The Golden Rule
Admittedly, these queries were fueled by an endless number of late-night infomercials as well as by radio talk show hosts like Glenn Beck and Sean Hannity, and even politicians like Ron Paul, who were constantly banging the gold drum. Their rationales (aside from the endorsement deals for the infomercial folks) was that the Federal Reserve's aggressive monetary policies would devalue the U.S. dollar and ultimately create inflation down the road. Since gold is denominated in dollars, as each dollar becomes less valuable, it takes more of them to purchase an ounce of gold, which drives up the value of gold.
As a former gold options trader, I have been watching from the sidelines, amused to see gold's rise and now subsequent fall. When I was trading, nobody really cared about gold -- it was a decidedly uncool asset class, because the main purpose of buying gold back then was to protect against future inflation. With little inflation in sight, gold prices were sinking when I left the floor of the Commodities Exchange in New York in the early '90s.
I reconnected with gold in early 2000, when a commodities trader I knew told me that "big-time, new money from Asia is flowing into the market" and that many of these buyers wanted to purchase hard assets with their newfound wealth. It suddenly dawned on me that these new gold buyers were not buying gold as an inflation hedge (many other products to protect against inflation came to the market in the decade after I left the floor) but rather as a way to buy a tiny piece of security in an insecure world. Thus, the 12-year bull market in gold began.
I purchased a small gold position (5 percent) in some of my clients' accounts right after the tech bubble burst, because I liked the concept of buying a small insurance policy in a crazy world.
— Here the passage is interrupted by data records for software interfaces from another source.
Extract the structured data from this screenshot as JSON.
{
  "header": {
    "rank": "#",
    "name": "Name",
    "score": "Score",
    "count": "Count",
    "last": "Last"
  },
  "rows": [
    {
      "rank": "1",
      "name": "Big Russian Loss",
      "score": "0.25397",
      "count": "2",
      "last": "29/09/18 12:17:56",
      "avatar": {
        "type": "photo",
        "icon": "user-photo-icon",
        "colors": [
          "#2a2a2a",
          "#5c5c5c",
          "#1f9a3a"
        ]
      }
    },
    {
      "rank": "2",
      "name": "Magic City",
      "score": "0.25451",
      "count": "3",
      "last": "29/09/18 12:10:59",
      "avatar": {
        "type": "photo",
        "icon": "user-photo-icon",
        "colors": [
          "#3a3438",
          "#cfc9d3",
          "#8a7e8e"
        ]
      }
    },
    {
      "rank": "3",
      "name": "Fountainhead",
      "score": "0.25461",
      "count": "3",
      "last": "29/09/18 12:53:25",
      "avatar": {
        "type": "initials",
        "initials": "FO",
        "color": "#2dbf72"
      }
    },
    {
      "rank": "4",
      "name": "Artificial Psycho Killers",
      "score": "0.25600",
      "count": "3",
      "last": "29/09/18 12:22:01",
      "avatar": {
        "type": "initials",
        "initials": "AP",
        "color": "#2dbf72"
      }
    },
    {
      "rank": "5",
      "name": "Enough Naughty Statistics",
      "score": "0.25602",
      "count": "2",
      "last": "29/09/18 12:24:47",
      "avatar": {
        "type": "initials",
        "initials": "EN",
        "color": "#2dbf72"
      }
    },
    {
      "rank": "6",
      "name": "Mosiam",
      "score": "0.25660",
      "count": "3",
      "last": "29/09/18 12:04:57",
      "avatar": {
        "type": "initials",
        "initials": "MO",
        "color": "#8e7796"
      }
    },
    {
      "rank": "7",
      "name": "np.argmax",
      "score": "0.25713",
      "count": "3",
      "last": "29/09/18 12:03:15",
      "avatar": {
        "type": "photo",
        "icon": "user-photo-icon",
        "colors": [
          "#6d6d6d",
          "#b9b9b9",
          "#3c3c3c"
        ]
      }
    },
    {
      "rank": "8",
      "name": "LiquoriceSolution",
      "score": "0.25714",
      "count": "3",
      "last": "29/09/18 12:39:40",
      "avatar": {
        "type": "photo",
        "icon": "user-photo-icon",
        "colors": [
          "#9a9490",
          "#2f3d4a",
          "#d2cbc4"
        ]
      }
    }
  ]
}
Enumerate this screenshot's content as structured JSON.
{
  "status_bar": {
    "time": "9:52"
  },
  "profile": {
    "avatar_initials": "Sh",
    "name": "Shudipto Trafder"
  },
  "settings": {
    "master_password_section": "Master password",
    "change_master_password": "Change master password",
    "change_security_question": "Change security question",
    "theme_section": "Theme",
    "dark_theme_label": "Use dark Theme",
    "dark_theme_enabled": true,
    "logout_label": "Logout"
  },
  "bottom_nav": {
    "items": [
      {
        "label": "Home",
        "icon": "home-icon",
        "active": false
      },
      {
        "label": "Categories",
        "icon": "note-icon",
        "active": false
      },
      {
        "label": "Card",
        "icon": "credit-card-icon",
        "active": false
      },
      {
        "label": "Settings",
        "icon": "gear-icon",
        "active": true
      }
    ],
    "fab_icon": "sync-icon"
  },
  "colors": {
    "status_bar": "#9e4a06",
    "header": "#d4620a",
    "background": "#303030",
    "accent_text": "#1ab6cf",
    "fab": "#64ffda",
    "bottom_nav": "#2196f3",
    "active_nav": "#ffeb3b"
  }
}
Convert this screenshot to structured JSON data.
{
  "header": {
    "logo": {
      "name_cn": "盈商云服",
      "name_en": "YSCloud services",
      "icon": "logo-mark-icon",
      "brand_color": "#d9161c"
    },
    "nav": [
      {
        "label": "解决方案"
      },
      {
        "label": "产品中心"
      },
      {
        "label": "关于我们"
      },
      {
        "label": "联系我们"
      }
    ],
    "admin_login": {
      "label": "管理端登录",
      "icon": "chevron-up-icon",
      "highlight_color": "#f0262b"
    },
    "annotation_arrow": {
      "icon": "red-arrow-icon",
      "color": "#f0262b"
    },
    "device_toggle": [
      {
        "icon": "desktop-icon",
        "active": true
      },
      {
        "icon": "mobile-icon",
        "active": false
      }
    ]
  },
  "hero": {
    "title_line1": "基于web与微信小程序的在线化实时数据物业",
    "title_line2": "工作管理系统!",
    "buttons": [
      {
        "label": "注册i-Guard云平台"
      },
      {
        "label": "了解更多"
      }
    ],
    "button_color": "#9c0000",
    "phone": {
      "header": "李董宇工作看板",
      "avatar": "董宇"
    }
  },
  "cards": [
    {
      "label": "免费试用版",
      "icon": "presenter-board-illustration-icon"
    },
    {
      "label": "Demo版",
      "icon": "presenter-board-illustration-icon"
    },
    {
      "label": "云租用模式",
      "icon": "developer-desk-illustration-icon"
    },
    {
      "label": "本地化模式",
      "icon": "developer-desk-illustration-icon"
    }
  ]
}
Notice I say small position, because any more than just a dollop of gold would be far too volatile for most investors. (For the record, I held the gold position until I left the firm in early 2009 and have no idea what the subsequent CIO did with it.)
During the financial crisis and its aftermath, gold became the go-to safe haven and kept climbing as nervous investors jumped from one worry (the euro zone's precarious state) to the next (the U.S. government's debt downgrade). The precious metal hit historic highs in 2011 before starting to retreat. By the end of last year, gold was trading at $1,662, even though the fiercest gold bugs still stuck to their guns, seeking even loftier levels.
What happened to gold in the second quarter of this year is a commodity wipe out like I have never seen before. One by one, the reasons why investors were flocking to gold seemed to melt away. Europe pulled back from the precipice of financial disaster and appeared to stabilize; Chinese and Indian purchasers disappeared as their local economies cooled; there was scant evidence of inflation in most of the developed world, and in fact, risks were tilting towards deflation; and the U.S. dollar strengthened after Ben Bernanke said that the Fed would taper its monthly purchase of bonds as the economy improved.
Is this just a pull back before the next bull rush in gold? Time will tell, but for now, investors have lost their luster for the shiny stuff. My advice as always is to avoid buying too much of anything that is advertised on late-night television.
(Jill Schlesinger, CFP, is the Emmy-nominated, Senior Business Analyst for CBS News. A former options trader and CIO of an investment advisory firm, Jill covers the economy, markets, investing and anything else with a dollar sign on TV, radio (including her nationally syndicated radio show), the web and her blog, "Jill on Money." She welcomes comments and questions at firstname.lastname@example.org.)